Tisha B’Av (The Ninth of Av) is the most solemn day of the year where the Jewish people and all who choose to join them focus on the current state of exile and the destruction of the Temple. The twenty-five hour fast from food and water coupled with the hot summer temperatures of the Western Hemisphere that time of year make it one long arduous day.
In turn, it is surprising that just six days later is a joyous festive called Tu B’Av. Tu B’Av (×˜"×• ×‘××‘) literally means the Fifteenth of Av and is considered to be a minor festival. Rabbi Shimon ben Gamliel calls it one of the two most joyous days in the Jewish calendar (m.Ta’anit 4:8).
So what makes Tu B’Av special? According to the Talmud (b.Ta'anit 26b) several events occurred on this day:
- Forty years after the generation of the exodus, the last of that generation passed and the death of that generation was ceased.
- The tribes of Israel were once again allowed to inter-marry with members of other tribes within Israel. The ban was instituted so as to ensure a proper division of the land of Israel (Numbers 27:1-11).

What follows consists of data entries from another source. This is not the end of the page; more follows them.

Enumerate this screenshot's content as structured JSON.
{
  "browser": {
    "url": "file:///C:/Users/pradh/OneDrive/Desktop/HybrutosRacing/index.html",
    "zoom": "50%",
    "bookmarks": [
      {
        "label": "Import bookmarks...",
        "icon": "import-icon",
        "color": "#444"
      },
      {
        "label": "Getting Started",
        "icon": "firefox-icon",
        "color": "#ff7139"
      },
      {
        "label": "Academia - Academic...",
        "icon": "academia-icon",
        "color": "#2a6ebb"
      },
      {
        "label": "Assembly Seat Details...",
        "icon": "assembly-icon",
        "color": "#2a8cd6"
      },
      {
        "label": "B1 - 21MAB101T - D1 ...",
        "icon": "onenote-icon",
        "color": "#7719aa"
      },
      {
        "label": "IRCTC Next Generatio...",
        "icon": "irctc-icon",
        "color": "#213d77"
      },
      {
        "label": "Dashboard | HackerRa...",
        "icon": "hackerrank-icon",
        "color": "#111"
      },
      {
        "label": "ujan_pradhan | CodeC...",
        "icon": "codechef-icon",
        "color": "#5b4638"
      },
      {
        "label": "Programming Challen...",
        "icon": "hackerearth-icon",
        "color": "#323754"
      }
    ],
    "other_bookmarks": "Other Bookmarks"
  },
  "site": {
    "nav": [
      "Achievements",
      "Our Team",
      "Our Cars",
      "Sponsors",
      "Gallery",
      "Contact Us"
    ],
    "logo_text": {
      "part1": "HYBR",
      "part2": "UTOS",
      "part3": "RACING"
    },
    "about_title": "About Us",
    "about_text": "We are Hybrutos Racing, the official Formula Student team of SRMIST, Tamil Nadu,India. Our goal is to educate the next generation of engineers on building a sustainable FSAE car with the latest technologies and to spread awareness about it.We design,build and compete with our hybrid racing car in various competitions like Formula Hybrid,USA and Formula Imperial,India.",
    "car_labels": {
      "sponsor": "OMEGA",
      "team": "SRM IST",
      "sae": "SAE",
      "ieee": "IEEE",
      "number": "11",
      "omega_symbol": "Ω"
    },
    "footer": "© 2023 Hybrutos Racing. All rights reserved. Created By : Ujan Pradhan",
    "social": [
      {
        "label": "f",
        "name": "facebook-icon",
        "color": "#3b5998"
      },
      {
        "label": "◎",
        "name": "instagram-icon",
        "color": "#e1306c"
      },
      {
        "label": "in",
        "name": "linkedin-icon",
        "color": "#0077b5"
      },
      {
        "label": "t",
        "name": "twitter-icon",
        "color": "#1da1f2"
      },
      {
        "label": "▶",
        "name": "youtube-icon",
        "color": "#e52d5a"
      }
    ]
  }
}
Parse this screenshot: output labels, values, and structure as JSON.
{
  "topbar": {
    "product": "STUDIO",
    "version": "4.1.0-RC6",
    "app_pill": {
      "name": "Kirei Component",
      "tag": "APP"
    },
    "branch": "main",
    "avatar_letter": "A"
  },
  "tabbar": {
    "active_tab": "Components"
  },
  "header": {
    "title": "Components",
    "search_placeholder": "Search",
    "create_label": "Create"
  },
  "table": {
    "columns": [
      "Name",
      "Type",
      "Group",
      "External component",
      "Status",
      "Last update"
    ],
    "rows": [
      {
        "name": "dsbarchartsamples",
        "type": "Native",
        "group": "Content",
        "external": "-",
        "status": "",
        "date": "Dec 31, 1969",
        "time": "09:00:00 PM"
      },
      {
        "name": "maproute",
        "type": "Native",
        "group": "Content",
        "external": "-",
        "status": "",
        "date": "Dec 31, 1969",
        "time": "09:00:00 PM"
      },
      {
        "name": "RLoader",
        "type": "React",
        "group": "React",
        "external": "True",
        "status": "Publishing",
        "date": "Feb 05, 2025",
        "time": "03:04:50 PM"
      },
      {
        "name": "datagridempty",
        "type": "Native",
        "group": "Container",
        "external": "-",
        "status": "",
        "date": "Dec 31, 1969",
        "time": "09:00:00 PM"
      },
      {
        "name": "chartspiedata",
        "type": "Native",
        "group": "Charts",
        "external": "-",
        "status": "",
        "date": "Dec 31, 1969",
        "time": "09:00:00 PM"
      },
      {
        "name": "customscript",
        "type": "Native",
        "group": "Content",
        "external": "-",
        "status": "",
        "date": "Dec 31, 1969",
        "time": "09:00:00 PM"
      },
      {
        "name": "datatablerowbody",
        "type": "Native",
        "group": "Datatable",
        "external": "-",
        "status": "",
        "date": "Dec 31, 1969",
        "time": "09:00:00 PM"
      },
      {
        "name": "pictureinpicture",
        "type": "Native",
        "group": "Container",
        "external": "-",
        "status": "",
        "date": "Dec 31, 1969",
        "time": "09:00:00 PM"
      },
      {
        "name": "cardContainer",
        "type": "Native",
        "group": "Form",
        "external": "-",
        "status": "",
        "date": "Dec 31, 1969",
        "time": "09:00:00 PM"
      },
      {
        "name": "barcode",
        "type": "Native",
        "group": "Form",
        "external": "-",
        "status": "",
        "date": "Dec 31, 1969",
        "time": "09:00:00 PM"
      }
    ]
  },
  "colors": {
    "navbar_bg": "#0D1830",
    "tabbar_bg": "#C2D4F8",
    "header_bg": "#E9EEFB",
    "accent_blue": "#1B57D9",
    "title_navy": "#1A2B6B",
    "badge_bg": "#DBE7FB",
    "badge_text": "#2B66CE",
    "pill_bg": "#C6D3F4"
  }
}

- The ban on marrying into the Tribe of Benjamin was lifted (Judges 20-21).
- Hosea ben Elah removed all roadblocks that were established by Jeroboam ben Nevat; these roadblocks, which prevented people from the northern kingdom from making the required pilgrimages to Jerusalem, were established after the death of Solomon when the land of Israel was divided into two kingdoms. Hosea destroyed these roadblocks two hundred years later.
- When the Temple stood it was on this day that the firewood was cut for the altar for the upcoming year of Temple service. This would conclude with a joyous feast that included a ceremonial breaking of an ax. Therefore, Tu B’Av is also called “The Day of the Breaking of the Ax.”
- After the Bar Kochba rebellion, the people who died at the fortress of Bethar were allowed to be buried.
- It was on this day that matchmaking occurred. It is said that on this day the daughters of Jerusalem would go out and dance in the vineyards during which time they would tell the young men to make a choice for themselves concerning a bride to take.
- It is also at this time of year that the summer solstice has passed and nights begin to lengthen. Because nights are ideal for Torah Study it is a time for joy because study will increase.
Today, without the Temple, the observances of Tu b’Av are limited. The penitent prayers of Tachanun are omitted and it is a custom to increase one’s Torah study and begin introspection for the upcoming month of Elul. In modern Israel it is called Chag HaAhavah (×—×’ ×”××”×‘×”), “the festival of love” which has become a romantic holiday similar to Valentine’s Day. There it is said to be a perfect day for marriage, proposals, or the renewing of vows.
Tu B’Av in a way foreshadows the prophecy of Zechariah 8:19: “Thus says the LORD of hosts: ‘… the fast of the fifth … shall be to the house of Judah seasons of joy and gladness and cheerful feasts.’” Zechariah promises that all the fasts associated with the current exile including the Ninth of Av will one day become festivals of gladness and feasting. In a small way, Tu B’Av coming on the heels of Tisha B’Av paints a picture of the future joy that will be when Messiah returns and the exile ends. It is therefore fitting that Tu B’Av is a minor festival for, while we as disciples of the Master can access a taste of the future kingdom now, we await the fullness when Yeshua returns and ends the exile establishing his rule in Jerusalem. It is at that time that the great metaphorical marriage will take place between Yeshua and his bride Israel. It is in that day that our mourning will be turned into dancing.